Open Houses Prohibited and Mitigation Precautions Required

On April 8, 2020, Governor Sisolak signed Declaration of Emergency Direct 013 which indicates that it shall not be construed to limit the sales of real estate during the state of emergency.  Nevertheless, it has a significant impact upon the manner in which agents conduct their activities.

In our video blog posted on March 26, 2020, we indicated that open houses were permitted but strongly recommended that they not be utilized. Declaration of Emergency Directive 013 provides:

Open house showings, and in-person showings of single family and multi-family residences currently occupied by renters of real estate on the market for sale, are hereby prohibited for the duration that this Directive is in effect.

The direction does not prohibit the use of existing three dimensional interactive property scans; virtual tours, and virtual staging to showcase a property, and it allows but does not require, the tenant to agree to provide photos, videos, or other virtual access to the property owner for this use.

The Directive further provides that:

“Real estate professionals engaged in real estate sales during the state of emergency shall adopt precautionary measures and COVID-19 risk mitigation practices to minimize the risk of spread of the disease and are encouraged to avoid in-person transactions and services to the extent practicable.”

There are many steps that licensees can take to meet these obligations and the failure to do so may result in the future imposition of liability.  For more information regarding precautionary measures that agents can take in an effort to minimize the risk of the spread of the coronavirus, please don’t hesitate to review our video blogs.

For more than 30 years, Attorney Lee A. Drizin has practiced in the areas of estate planning, probate, trusts, guardianship and real estate matters representing clients throughout the state of Nevada.

Drizin Law is providing this information for educational purposes only.

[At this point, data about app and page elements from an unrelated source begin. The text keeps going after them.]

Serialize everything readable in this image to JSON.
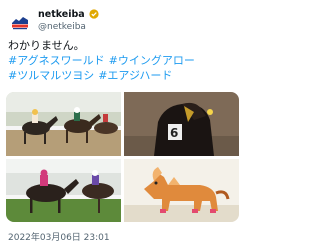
{
  "tweet": {
    "author_name": "netkeiba",
    "author_handle": "@netkeiba",
    "verified_badge_color": "#e0a800",
    "text": "わかりません。",
    "hashtags": [
      "#アグネスワールド",
      "#ウイングアロー",
      "#ツルマルツヨシ",
      "#エアジハード"
    ],
    "timestamp": "2022年03月06日 23:01",
    "media": [
      {
        "icon": "horse-race-photo"
      },
      {
        "icon": "horse-portrait-photo"
      },
      {
        "icon": "horse-race-finish-photo"
      },
      {
        "icon": "horse-illustration-photo"
      }
    ]
  },
  "colors": {
    "hashtag": "#1d9bf0",
    "text": "#0f1419",
    "secondary": "#536471"
  }
}
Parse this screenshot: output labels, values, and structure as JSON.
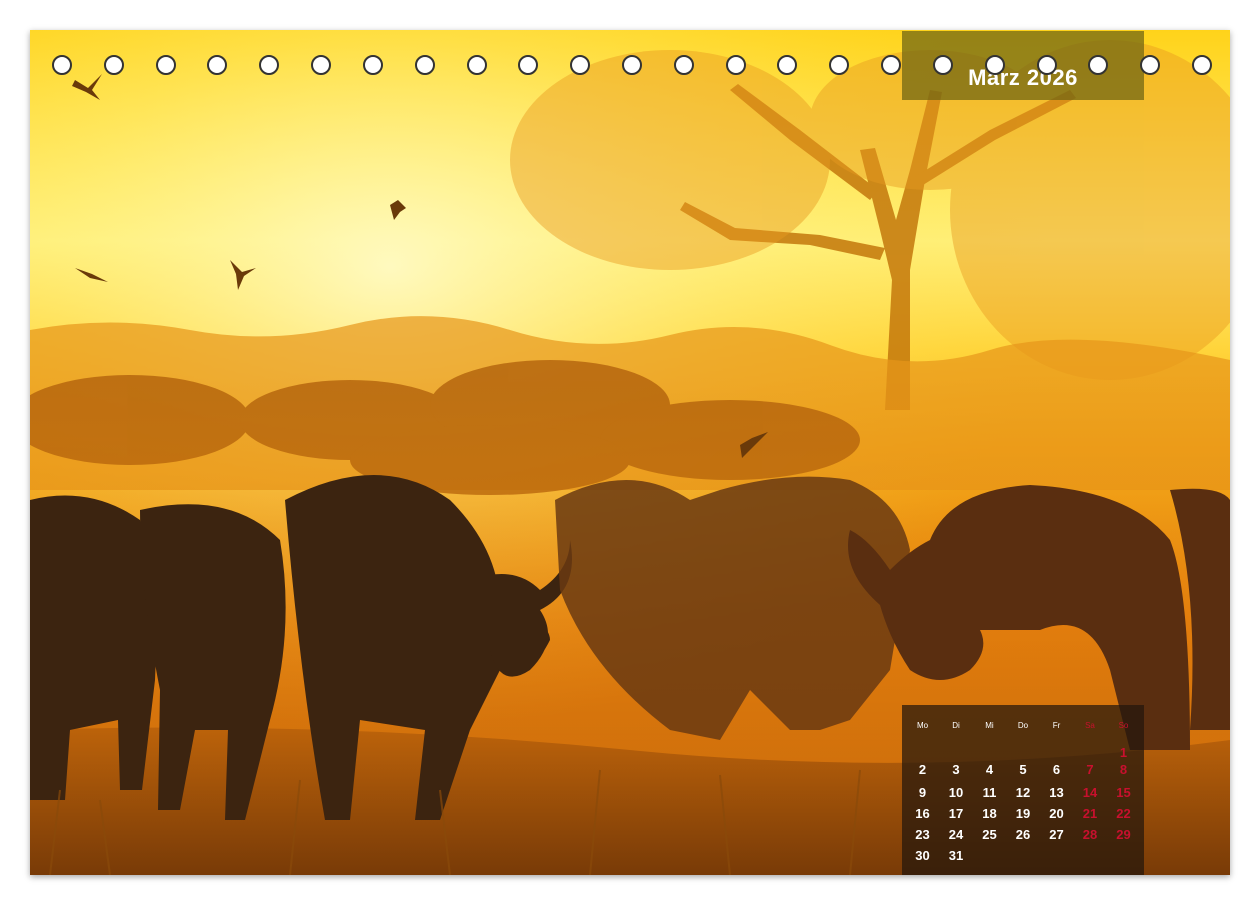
{
  "calendar": {
    "month_title": "März 2026",
    "weekday_headers": [
      "Mo",
      "Di",
      "Mi",
      "Do",
      "Fr",
      "Sa",
      "So"
    ],
    "weeks": [
      [
        "",
        "",
        "",
        "",
        "",
        "",
        "1"
      ],
      [
        "2",
        "3",
        "4",
        "5",
        "6",
        "7",
        "8"
      ],
      [
        "9",
        "10",
        "11",
        "12",
        "13",
        "14",
        "15"
      ],
      [
        "16",
        "17",
        "18",
        "19",
        "20",
        "21",
        "22"
      ],
      [
        "23",
        "24",
        "25",
        "26",
        "27",
        "28",
        "29"
      ],
      [
        "30",
        "31",
        "",
        "",
        "",
        "",
        ""
      ]
    ],
    "weekend_color": "#c8102e",
    "text_color": "#ffffff"
  },
  "binding": {
    "hole_count": 23
  },
  "photo": {
    "subject": "cape-buffalo-herd-at-sunset",
    "palette": [
      "#ffe54a",
      "#f5a10c",
      "#c8650a",
      "#3a1e0a"
    ]
  }
}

It should not be construed as legal advice or a legal opinion as to any specific facts or circumstances. This information is based on general principles of Nevada law at the time it was created and you should be aware laws frequently change. Moreover, the laws affecting you may differ depending on the circumstances. You should consult with a qualified attorney in your own state or jurisdiction concerning your particular situation. Review of this information does not create an attorney-client relationship.